Nineteen states, including North Carolina and Virginia, are among the parties supporting New Jersey in defending that state’s right to block a controversial natural gas pipeline from taking state land.
Last week, the U.S. Supreme Court announced arguments in PennEast Pipeline Co. v. New Jersey will be heard April 28. In addition to those principal parties, multiple other interested entities — from other states to trade associations, local governments, and concerned citizen and environmental groups — have weighed in on the legal case through amicus curiae (“friend of the court”) legal briefs.
The case involves a proposed pipeline to take natural gas from fracking production wells in eastern Pennsylvania to New Jersey. That pipeline has been the focus of strong resistance from local governments and citizen groups in both states. Environmental groups like the Delaware Riverkeeper Network and Environment New Jersey cite damage to waterways, wetlands, wildlife, and parks if the pipeline is built.
In 2018, the Federal Energy Regulatory Commission (FERC) approved the pipeline proposal. Under the 1938 Natural Gas Act, that FERC approval authorized the pipeline company to take and pay for the land needed to build it, whether the landowners consented or not. The State of New Jersey denied the company’s claims to state lands, effectively blocking the pipeline. The company appealed that denial, and a federal District Court judge ruled in the company’s favor.
However, New Jersey then appealed that decision. In 2019, the Third Circuit Court of Appeals, based in Philadelphia, ruled the state has the constitutional power to stop the company’s land seizure. Naturally, the pipeline company sought review by the Supreme Court, and it agreed to review the decision.
The case centers on the question of whether states should be able to reject the use of eminent domain to take state-owned land by private companies using the federal Natural Gas Act. If the court recognizes that broader reading of state powers, then Congress would need to overhaul the entire process for constructing pipelines, or face the prospect that new gas pipelines could be ground to a stop.

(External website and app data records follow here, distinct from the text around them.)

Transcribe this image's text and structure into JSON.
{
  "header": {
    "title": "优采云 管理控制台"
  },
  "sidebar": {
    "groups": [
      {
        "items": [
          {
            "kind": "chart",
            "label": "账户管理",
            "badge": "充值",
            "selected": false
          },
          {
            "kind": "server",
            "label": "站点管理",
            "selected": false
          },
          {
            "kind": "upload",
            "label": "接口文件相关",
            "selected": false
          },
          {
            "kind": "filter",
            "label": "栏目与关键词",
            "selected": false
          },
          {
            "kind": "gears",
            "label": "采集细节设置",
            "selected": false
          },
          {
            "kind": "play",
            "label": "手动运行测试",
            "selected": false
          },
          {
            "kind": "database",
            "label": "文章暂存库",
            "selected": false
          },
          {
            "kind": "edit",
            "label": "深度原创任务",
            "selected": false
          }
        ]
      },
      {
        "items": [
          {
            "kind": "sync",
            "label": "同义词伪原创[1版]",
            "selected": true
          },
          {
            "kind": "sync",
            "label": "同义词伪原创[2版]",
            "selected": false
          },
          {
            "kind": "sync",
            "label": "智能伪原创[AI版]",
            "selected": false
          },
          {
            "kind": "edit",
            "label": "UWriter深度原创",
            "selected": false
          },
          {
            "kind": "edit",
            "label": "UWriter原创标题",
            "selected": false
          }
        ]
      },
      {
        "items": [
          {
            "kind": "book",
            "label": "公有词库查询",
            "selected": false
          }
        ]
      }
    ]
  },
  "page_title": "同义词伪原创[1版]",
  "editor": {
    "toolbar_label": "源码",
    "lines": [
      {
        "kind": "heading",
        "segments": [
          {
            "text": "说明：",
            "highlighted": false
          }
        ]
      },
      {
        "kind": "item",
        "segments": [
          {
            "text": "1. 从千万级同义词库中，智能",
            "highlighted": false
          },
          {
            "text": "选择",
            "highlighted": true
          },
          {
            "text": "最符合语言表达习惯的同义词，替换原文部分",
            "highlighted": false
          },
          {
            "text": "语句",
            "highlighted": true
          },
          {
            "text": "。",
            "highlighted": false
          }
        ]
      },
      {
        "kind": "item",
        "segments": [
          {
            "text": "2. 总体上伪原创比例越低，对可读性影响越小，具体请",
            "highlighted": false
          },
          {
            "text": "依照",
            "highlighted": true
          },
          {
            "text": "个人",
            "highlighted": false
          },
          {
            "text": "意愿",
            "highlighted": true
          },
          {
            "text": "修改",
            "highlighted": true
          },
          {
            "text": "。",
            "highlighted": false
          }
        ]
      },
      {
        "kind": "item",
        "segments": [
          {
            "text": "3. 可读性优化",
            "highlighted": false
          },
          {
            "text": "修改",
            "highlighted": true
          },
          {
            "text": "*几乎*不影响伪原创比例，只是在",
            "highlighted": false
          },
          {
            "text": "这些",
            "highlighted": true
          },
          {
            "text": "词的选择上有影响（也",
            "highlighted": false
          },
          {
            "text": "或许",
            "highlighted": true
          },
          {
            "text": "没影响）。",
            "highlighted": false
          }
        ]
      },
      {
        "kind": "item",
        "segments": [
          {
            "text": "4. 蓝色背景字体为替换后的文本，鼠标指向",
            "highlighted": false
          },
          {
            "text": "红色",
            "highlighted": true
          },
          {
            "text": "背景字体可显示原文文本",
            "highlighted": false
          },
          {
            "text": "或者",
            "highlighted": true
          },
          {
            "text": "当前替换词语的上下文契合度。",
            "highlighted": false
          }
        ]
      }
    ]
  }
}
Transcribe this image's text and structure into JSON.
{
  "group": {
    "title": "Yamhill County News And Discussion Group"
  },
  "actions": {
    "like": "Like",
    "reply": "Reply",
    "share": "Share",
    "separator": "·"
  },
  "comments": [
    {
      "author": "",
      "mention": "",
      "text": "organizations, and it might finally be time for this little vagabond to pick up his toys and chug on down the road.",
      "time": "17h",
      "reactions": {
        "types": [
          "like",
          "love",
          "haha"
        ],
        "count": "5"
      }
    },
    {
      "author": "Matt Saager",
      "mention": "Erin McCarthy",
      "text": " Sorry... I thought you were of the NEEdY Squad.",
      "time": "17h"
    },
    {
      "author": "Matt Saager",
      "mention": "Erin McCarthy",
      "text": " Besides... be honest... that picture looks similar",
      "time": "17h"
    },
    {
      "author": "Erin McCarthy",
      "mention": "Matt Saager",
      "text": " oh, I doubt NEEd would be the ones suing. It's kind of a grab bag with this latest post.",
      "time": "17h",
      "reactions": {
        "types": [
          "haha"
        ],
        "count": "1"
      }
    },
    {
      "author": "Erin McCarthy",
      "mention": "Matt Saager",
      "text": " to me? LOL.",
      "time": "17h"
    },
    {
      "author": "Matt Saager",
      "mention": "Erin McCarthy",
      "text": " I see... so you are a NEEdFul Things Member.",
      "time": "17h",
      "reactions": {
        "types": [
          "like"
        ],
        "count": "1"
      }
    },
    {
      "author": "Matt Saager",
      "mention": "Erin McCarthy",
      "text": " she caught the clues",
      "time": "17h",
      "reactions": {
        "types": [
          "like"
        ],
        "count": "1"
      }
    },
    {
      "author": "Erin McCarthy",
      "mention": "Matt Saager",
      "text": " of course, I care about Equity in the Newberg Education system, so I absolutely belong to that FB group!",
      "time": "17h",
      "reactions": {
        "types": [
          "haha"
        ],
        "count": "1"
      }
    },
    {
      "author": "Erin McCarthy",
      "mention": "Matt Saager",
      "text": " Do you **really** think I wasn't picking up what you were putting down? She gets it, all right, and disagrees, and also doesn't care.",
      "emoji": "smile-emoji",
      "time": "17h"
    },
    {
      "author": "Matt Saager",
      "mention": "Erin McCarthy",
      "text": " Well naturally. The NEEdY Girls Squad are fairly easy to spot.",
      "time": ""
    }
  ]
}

The implications for climate policy and renewable energy are significant but complex. A decision in favor of New Jersey would make it far easier for climate advocates to slow the extension of fossil fuel infrastructure. However, it would also open an avenue for opponents of renewable energy development to interfere with transmission infrastructure for offshore wind and other clean energy projects. Conservation advocates should follow this case as it develops.